■ **DATASET CONTENT**:
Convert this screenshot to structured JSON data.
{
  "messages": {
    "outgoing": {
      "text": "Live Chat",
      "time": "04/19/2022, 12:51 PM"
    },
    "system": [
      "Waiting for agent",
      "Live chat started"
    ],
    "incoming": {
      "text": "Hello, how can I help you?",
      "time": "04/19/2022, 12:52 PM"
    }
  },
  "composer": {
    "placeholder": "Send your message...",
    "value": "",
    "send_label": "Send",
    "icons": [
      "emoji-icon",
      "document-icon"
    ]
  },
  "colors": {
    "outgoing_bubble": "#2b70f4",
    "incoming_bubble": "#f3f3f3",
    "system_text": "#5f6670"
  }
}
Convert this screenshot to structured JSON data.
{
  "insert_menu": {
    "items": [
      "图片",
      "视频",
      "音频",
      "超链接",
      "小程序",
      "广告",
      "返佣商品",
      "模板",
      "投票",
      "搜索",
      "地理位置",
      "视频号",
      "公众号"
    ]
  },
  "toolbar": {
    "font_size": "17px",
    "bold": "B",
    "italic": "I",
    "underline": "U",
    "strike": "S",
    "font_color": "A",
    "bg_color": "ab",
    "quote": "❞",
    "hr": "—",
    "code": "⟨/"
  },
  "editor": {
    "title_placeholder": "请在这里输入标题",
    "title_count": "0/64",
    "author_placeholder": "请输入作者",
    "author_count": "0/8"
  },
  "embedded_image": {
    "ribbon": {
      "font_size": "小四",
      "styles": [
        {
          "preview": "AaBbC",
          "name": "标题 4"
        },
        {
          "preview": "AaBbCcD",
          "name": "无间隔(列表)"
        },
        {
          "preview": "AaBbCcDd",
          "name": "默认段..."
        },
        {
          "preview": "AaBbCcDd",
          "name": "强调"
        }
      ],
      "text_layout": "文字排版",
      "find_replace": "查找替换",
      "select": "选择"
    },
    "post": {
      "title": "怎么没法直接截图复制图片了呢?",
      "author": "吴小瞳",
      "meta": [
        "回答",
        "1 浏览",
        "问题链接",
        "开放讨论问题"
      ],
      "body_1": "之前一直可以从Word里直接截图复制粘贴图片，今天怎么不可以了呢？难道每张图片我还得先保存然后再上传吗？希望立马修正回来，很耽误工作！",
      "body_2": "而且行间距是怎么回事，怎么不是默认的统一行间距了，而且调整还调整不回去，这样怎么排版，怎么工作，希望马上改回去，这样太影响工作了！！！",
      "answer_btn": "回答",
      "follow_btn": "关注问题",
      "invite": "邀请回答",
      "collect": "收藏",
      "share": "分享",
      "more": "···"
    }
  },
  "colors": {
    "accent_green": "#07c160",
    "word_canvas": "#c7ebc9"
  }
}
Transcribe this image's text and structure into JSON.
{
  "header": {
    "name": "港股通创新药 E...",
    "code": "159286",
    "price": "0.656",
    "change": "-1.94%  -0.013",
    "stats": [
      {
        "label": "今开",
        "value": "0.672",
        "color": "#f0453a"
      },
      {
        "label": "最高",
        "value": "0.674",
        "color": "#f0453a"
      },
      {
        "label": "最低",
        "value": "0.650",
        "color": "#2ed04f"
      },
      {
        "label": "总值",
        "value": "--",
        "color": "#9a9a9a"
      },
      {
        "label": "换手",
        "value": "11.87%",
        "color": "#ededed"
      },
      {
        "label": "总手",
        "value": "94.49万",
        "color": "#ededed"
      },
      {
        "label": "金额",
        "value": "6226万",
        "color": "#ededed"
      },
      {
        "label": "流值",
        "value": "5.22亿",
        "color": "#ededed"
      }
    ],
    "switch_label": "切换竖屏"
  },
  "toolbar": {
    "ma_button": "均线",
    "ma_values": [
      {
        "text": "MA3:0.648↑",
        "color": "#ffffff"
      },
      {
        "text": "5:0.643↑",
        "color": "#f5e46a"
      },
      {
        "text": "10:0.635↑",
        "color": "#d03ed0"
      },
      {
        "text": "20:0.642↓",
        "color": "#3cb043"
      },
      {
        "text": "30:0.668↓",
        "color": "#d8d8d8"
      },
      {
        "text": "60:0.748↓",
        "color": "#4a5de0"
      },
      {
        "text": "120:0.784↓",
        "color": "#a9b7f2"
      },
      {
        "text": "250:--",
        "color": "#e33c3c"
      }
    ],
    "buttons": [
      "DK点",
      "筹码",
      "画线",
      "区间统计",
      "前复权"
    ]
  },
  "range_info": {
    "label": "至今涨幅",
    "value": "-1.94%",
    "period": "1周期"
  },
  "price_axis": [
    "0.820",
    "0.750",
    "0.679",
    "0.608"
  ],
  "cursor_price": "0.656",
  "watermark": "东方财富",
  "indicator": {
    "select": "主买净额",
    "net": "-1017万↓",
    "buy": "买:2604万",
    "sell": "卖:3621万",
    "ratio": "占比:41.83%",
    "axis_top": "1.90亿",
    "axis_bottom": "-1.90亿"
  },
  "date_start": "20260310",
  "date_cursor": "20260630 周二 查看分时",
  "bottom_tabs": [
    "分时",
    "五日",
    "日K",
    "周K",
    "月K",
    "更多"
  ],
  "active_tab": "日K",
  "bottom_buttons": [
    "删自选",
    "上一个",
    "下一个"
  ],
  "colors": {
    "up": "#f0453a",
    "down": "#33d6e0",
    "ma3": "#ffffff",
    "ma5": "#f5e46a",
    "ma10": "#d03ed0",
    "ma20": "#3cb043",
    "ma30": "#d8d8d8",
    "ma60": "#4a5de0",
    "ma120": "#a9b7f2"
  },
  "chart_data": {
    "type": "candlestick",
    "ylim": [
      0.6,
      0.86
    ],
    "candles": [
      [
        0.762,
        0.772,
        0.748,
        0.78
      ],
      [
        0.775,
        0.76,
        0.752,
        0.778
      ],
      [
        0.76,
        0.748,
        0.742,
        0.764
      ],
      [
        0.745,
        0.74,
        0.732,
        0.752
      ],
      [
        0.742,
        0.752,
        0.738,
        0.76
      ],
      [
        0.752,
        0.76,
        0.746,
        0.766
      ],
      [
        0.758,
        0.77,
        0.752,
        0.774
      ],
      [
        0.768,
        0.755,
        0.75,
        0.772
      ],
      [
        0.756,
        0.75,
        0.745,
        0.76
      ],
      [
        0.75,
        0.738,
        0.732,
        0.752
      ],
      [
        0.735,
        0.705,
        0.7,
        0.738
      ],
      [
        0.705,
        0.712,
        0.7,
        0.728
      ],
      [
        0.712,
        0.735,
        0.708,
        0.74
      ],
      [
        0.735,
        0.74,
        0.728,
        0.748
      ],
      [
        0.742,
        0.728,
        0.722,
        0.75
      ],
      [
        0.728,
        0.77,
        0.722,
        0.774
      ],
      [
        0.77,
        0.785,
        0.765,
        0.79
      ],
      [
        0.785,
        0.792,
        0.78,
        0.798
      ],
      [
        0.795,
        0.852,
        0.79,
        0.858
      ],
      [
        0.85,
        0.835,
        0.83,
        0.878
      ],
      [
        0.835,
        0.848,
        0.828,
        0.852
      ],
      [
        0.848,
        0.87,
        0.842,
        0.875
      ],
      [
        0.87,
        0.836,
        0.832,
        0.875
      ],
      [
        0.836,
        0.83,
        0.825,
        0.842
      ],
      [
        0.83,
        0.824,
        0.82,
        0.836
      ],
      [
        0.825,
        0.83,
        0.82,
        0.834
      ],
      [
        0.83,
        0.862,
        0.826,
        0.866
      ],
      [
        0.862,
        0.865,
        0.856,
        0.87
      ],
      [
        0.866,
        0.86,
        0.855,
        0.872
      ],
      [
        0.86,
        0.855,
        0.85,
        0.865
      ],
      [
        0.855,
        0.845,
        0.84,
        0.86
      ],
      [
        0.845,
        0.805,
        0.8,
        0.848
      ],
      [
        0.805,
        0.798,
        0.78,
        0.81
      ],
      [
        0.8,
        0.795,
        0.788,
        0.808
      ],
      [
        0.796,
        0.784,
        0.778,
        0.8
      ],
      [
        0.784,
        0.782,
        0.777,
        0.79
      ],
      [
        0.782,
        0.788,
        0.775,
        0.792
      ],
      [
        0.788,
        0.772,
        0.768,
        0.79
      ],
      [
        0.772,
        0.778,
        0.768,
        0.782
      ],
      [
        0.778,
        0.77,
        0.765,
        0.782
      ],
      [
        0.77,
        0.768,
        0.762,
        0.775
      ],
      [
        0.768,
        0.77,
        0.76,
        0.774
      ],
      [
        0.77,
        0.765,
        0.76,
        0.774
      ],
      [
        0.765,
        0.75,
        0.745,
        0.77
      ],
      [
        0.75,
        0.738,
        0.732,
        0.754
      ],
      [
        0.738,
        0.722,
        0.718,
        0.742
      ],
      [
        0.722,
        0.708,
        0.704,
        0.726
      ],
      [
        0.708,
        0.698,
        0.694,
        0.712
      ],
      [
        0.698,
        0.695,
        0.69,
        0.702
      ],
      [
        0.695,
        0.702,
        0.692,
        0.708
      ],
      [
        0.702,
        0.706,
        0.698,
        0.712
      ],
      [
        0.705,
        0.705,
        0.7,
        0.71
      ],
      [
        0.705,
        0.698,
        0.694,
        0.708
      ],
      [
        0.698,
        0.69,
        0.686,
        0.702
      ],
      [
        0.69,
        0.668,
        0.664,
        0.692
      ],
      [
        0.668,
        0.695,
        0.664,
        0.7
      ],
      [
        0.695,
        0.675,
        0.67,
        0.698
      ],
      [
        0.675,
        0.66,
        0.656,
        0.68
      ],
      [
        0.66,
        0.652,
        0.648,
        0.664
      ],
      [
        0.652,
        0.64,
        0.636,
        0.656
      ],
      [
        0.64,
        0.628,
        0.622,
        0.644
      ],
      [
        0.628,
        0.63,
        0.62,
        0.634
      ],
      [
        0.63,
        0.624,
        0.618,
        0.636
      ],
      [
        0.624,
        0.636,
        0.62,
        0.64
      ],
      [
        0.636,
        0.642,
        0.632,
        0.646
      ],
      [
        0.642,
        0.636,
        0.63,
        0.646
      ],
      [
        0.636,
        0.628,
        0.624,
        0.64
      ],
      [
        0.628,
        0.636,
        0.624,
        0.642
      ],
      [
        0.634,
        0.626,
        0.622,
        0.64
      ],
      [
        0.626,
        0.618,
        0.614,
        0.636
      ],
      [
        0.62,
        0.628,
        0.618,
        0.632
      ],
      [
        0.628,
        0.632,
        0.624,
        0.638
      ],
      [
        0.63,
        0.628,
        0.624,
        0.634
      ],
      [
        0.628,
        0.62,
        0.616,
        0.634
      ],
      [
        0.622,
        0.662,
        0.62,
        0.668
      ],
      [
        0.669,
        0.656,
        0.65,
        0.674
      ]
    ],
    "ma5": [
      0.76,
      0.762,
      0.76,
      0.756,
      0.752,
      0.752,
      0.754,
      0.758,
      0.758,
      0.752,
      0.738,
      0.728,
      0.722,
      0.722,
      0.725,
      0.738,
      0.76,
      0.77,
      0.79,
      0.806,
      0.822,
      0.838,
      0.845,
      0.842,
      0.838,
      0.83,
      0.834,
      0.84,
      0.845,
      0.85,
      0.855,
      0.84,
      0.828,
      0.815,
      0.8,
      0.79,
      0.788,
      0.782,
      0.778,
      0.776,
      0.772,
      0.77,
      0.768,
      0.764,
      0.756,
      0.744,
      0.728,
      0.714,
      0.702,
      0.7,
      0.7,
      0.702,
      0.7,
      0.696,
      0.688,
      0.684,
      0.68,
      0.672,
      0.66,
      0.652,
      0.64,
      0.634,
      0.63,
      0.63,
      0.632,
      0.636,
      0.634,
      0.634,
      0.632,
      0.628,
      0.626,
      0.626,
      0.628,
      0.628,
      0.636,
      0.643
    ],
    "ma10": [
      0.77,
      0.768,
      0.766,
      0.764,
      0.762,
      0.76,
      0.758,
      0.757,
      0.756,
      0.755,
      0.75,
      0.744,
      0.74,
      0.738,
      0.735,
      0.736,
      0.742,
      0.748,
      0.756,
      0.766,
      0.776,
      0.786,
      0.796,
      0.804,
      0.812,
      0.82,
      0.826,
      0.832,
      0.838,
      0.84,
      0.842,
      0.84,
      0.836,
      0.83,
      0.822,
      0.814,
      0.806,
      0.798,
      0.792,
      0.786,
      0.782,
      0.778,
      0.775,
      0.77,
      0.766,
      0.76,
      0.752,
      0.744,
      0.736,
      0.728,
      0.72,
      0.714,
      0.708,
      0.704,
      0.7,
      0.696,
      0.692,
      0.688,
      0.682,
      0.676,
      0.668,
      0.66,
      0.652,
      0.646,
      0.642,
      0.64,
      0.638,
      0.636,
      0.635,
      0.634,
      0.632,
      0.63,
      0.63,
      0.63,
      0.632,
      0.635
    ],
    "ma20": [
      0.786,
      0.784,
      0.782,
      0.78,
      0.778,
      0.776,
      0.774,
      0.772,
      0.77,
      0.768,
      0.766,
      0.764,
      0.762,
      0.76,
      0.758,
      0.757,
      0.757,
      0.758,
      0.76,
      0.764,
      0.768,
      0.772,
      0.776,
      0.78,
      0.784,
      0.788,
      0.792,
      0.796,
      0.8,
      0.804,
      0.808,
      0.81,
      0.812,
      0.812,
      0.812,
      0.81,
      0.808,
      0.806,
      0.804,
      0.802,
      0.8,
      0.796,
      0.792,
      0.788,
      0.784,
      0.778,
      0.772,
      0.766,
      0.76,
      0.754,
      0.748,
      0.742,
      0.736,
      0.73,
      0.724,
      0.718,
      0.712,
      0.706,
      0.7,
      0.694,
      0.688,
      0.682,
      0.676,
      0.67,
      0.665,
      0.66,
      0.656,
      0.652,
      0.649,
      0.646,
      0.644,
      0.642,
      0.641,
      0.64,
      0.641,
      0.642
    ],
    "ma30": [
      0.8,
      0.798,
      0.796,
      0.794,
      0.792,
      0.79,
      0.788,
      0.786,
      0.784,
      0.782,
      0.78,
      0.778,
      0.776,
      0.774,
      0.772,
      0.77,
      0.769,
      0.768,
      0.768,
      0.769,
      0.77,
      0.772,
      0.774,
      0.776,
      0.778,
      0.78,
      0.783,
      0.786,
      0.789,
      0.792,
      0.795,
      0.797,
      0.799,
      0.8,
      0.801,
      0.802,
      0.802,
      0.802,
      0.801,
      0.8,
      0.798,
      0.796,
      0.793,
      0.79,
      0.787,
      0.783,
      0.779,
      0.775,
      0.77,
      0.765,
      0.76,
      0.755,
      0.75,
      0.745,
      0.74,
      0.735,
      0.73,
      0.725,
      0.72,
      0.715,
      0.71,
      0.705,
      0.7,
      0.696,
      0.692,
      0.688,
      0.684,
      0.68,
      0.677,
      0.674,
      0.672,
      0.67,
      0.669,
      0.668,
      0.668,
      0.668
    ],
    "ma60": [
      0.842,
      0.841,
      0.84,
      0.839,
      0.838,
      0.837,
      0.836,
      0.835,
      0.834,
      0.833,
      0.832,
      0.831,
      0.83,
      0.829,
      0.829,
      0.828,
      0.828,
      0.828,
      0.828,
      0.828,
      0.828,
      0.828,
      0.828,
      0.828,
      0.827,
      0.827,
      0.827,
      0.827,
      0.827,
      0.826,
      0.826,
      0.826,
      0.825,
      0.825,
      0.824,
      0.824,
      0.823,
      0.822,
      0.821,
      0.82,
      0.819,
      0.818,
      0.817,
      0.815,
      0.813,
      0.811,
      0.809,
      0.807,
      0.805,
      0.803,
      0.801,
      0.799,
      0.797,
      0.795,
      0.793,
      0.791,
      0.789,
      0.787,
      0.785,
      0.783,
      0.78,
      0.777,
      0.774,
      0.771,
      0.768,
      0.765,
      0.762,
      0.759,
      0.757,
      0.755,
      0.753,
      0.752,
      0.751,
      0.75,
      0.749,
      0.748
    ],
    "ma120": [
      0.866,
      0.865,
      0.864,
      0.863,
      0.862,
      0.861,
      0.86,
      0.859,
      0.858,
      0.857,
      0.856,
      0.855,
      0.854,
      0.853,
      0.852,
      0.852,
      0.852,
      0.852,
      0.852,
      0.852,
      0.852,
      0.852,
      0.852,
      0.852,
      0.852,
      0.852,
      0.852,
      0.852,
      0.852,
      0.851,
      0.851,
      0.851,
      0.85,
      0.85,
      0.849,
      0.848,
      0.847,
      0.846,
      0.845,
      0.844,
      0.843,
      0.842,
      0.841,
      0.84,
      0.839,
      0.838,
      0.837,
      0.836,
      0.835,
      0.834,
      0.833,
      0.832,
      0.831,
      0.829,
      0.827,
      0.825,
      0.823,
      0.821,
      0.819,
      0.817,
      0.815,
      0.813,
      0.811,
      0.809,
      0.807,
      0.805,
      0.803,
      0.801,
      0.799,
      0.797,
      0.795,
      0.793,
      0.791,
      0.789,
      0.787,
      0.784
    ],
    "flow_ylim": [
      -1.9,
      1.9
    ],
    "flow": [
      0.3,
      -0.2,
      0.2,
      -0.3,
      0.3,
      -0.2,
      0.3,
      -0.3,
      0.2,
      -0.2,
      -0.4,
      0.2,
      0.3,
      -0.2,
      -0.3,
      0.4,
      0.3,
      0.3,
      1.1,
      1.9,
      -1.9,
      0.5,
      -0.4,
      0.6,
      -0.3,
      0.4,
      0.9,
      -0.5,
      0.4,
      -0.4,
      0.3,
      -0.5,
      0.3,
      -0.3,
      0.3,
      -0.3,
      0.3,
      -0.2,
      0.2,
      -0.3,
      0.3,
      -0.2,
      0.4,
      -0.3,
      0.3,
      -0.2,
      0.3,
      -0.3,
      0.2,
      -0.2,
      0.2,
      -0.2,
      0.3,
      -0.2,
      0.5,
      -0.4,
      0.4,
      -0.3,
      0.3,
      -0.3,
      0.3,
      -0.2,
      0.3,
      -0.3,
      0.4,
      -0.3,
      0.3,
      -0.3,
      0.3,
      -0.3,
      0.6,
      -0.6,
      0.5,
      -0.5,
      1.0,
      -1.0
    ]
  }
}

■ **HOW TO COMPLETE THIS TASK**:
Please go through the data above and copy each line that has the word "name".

■ **RESULT OF THE TASK**:
          "name": "标题 4"
          "name": "无间隔(列表)"
          "name": "默认段..."
          "name": "强调"
    "name": "港股通创新药 E...",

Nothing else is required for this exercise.